Start of Working data

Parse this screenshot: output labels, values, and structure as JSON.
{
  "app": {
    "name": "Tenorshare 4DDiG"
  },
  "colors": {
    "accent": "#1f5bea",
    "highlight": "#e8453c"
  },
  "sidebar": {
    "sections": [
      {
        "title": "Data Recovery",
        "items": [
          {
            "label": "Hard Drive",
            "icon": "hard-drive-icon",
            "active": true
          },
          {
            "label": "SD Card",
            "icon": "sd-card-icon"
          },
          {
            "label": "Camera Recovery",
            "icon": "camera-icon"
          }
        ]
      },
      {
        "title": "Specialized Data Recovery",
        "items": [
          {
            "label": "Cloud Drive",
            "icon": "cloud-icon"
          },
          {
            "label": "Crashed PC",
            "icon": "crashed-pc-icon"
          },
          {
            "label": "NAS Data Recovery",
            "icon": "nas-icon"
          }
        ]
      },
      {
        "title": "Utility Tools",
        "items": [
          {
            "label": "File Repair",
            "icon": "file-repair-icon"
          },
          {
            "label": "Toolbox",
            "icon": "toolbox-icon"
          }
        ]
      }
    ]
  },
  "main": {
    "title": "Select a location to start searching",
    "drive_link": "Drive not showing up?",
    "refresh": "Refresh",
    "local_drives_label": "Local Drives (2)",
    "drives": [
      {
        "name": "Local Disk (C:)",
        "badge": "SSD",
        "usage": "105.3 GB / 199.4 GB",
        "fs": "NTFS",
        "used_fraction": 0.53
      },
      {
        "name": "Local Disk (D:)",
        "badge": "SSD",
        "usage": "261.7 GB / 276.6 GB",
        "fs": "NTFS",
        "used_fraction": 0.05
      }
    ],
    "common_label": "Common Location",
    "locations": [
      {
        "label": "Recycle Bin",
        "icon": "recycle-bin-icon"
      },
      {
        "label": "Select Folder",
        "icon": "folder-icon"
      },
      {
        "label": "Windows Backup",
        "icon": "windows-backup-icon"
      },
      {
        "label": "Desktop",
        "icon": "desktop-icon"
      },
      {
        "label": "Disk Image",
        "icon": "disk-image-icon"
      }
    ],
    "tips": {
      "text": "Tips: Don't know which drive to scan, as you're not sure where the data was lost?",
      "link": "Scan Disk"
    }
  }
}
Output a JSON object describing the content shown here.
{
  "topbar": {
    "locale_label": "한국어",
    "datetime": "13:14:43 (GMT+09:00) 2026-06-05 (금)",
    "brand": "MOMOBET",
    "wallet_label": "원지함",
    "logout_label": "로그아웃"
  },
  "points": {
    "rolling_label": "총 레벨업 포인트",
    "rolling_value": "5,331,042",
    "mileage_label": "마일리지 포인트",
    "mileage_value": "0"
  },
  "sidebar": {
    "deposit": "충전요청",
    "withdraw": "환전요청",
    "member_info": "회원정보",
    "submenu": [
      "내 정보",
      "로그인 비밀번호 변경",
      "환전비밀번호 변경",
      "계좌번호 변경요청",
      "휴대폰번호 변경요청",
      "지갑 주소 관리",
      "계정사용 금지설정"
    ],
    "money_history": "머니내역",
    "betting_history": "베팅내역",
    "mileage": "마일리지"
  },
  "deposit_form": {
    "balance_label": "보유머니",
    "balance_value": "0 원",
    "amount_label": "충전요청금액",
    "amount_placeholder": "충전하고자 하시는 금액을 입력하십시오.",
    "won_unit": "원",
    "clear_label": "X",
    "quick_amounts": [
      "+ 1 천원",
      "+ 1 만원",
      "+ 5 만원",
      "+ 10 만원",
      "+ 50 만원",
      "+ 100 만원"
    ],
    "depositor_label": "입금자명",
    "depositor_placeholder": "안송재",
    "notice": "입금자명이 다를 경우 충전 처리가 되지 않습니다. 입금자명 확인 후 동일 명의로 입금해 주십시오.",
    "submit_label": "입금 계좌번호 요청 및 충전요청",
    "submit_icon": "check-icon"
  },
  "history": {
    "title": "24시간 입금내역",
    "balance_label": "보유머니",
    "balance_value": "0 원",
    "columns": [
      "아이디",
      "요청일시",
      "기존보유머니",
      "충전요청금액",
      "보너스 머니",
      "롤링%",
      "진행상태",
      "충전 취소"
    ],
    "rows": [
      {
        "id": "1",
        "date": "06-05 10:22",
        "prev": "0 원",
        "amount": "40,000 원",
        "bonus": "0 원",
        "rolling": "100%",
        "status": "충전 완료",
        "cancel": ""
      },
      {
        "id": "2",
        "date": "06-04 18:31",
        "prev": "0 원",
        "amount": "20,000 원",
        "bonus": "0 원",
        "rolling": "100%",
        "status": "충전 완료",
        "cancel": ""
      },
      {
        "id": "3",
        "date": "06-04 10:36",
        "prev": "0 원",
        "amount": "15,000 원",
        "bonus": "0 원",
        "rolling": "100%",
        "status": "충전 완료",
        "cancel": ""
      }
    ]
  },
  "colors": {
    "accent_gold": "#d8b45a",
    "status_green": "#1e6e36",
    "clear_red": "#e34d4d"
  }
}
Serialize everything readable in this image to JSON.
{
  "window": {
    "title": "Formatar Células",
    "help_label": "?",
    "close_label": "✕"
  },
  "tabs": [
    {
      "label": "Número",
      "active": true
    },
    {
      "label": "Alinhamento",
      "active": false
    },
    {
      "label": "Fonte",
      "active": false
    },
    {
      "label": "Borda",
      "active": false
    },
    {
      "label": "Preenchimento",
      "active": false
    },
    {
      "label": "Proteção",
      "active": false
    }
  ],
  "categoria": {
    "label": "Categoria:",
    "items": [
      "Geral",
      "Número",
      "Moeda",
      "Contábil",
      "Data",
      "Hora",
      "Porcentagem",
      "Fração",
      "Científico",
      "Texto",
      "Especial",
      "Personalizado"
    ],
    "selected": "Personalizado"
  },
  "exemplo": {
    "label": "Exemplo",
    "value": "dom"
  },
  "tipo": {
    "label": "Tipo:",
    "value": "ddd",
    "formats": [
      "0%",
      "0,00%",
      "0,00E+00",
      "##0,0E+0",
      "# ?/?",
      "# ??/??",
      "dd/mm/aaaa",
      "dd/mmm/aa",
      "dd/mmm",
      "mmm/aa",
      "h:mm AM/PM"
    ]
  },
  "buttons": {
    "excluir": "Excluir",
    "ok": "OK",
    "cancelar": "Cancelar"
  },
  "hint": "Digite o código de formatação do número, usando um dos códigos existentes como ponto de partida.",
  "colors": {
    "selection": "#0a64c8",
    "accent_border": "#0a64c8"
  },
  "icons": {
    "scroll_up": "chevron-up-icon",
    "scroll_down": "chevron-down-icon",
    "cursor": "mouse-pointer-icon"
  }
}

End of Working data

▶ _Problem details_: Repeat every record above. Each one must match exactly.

▶ _Written reply_:
Parse this screenshot: output labels, values, and structure as JSON.
{
  "app": {
    "name": "Tenorshare 4DDiG"
  },
  "colors": {
    "accent": "#1f5bea",
    "highlight": "#e8453c"
  },
  "sidebar": {
    "sections": [
      {
        "title": "Data Recovery",
        "items": [
          {
            "label": "Hard Drive",
            "icon": "hard-drive-icon",
            "active": true
          },
          {
            "label": "SD Card",
            "icon": "sd-card-icon"
          },
          {
            "label": "Camera Recovery",
            "icon": "camera-icon"
          }
        ]
      },
      {
        "title": "Specialized Data Recovery",
        "items": [
          {
            "label": "Cloud Drive",
            "icon": "cloud-icon"
          },
          {
            "label": "Crashed PC",
            "icon": "crashed-pc-icon"
          },
          {
            "label": "NAS Data Recovery",
            "icon": "nas-icon"
          }
        ]
      },
      {
        "title": "Utility Tools",
        "items": [
          {
            "label": "File Repair",
            "icon": "file-repair-icon"
          },
          {
            "label": "Toolbox",
            "icon": "toolbox-icon"
          }
        ]
      }
    ]
  },
  "main": {
    "title": "Select a location to start searching",
    "drive_link": "Drive not showing up?",
    "refresh": "Refresh",
    "local_drives_label": "Local Drives (2)",
    "drives": [
      {
        "name": "Local Disk (C:)",
        "badge": "SSD",
        "usage": "105.3 GB / 199.4 GB",
        "fs": "NTFS",
        "used_fraction": 0.53
      },
      {
        "name": "Local Disk (D:)",
        "badge": "SSD",
        "usage": "261.7 GB / 276.6 GB",
        "fs": "NTFS",
        "used_fraction": 0.05
      }
    ],
    "common_label": "Common Location",
    "locations": [
      {
        "label": "Recycle Bin",
        "icon": "recycle-bin-icon"
      },
      {
        "label": "Select Folder",
        "icon": "folder-icon"
      },
      {
        "label": "Windows Backup",
        "icon": "windows-backup-icon"
      },
      {
        "label": "Desktop",
        "icon": "desktop-icon"
      },
      {
        "label": "Disk Image",
        "icon": "disk-image-icon"
      }
    ],
    "tips": {
      "text": "Tips: Don't know which drive to scan, as you're not sure where the data was lost?",
      "link": "Scan Disk"
    }
  }
}
Output a JSON object describing the content shown here.
{
  "topbar": {
    "locale_label": "한국어",
    "datetime": "13:14:43 (GMT+09:00) 2026-06-05 (금)",
    "brand": "MOMOBET",
    "wallet_label": "원지함",
    "logout_label": "로그아웃"
  },
  "points": {
    "rolling_label": "총 레벨업 포인트",
    "rolling_value": "5,331,042",
    "mileage_label": "마일리지 포인트",
    "mileage_value": "0"
  },
  "sidebar": {
    "deposit": "충전요청",
    "withdraw": "환전요청",
    "member_info": "회원정보",
    "submenu": [
      "내 정보",
      "로그인 비밀번호 변경",
      "환전비밀번호 변경",
      "계좌번호 변경요청",
      "휴대폰번호 변경요청",
      "지갑 주소 관리",
      "계정사용 금지설정"
    ],
    "money_history": "머니내역",
    "betting_history": "베팅내역",
    "mileage": "마일리지"
  },
  "deposit_form": {
    "balance_label": "보유머니",
    "balance_value": "0 원",
    "amount_label": "충전요청금액",
    "amount_placeholder": "충전하고자 하시는 금액을 입력하십시오.",
    "won_unit": "원",
    "clear_label": "X",
    "quick_amounts": [
      "+ 1 천원",
      "+ 1 만원",
      "+ 5 만원",
      "+ 10 만원",
      "+ 50 만원",
      "+ 100 만원"
    ],
    "depositor_label": "입금자명",
    "depositor_placeholder": "안송재",
    "notice": "입금자명이 다를 경우 충전 처리가 되지 않습니다. 입금자명 확인 후 동일 명의로 입금해 주십시오.",
    "submit_label": "입금 계좌번호 요청 및 충전요청",
    "submit_icon": "check-icon"
  },
  "history": {
    "title": "24시간 입금내역",
    "balance_label": "보유머니",
    "balance_value": "0 원",
    "columns": [
      "아이디",
      "요청일시",
      "기존보유머니",
      "충전요청금액",
      "보너스 머니",
      "롤링%",
      "진행상태",
      "충전 취소"
    ],
    "rows": [
      {
        "id": "1",
        "date": "06-05 10:22",
        "prev": "0 원",
        "amount": "40,000 원",
        "bonus": "0 원",
        "rolling": "100%",
        "status": "충전 완료",
        "cancel": ""
      },
      {
        "id": "2",
        "date": "06-04 18:31",
        "prev": "0 원",
        "amount": "20,000 원",
        "bonus": "0 원",
        "rolling": "100%",
        "status": "충전 완료",
        "cancel": ""
      },
      {
        "id": "3",
        "date": "06-04 10:36",
        "prev": "0 원",
        "amount": "15,000 원",
        "bonus": "0 원",
        "rolling": "100%",
        "status": "충전 완료",
        "cancel": ""
      }
    ]
  },
  "colors": {
    "accent_gold": "#d8b45a",
    "status_green": "#1e6e36",
    "clear_red": "#e34d4d"
  }
}
Serialize everything readable in this image to JSON.
{
  "window": {
    "title": "Formatar Células",
    "help_label": "?",
    "close_label": "✕"
  },
  "tabs": [
    {
      "label": "Número",
      "active": true
    },
    {
      "label": "Alinhamento",
      "active": false
    },
    {
      "label": "Fonte",
      "active": false
    },
    {
      "label": "Borda",
      "active": false
    },
    {
      "label": "Preenchimento",
      "active": false
    },
    {
      "label": "Proteção",
      "active": false
    }
  ],
  "categoria": {
    "label": "Categoria:",
    "items": [
      "Geral",
      "Número",
      "Moeda",
      "Contábil",
      "Data",
      "Hora",
      "Porcentagem",
      "Fração",
      "Científico",
      "Texto",
      "Especial",
      "Personalizado"
    ],
    "selected": "Personalizado"
  },
  "exemplo": {
    "label": "Exemplo",
    "value": "dom"
  },
  "tipo": {
    "label": "Tipo:",
    "value": "ddd",
    "formats": [
      "0%",
      "0,00%",
      "0,00E+00",
      "##0,0E+0",
      "# ?/?",
      "# ??/??",
      "dd/mm/aaaa",
      "dd/mmm/aa",
      "dd/mmm",
      "mmm/aa",
      "h:mm AM/PM"
    ]
  },
  "buttons": {
    "excluir": "Excluir",
    "ok": "OK",
    "cancelar": "Cancelar"
  },
  "hint": "Digite o código de formatação do número, usando um dos códigos existentes como ponto de partida.",
  "colors": {
    "selection": "#0a64c8",
    "accent_border": "#0a64c8"
  },
  "icons": {
    "scroll_up": "chevron-up-icon",
    "scroll_down": "chevron-down-icon",
    "cursor": "mouse-pointer-icon"
  }
}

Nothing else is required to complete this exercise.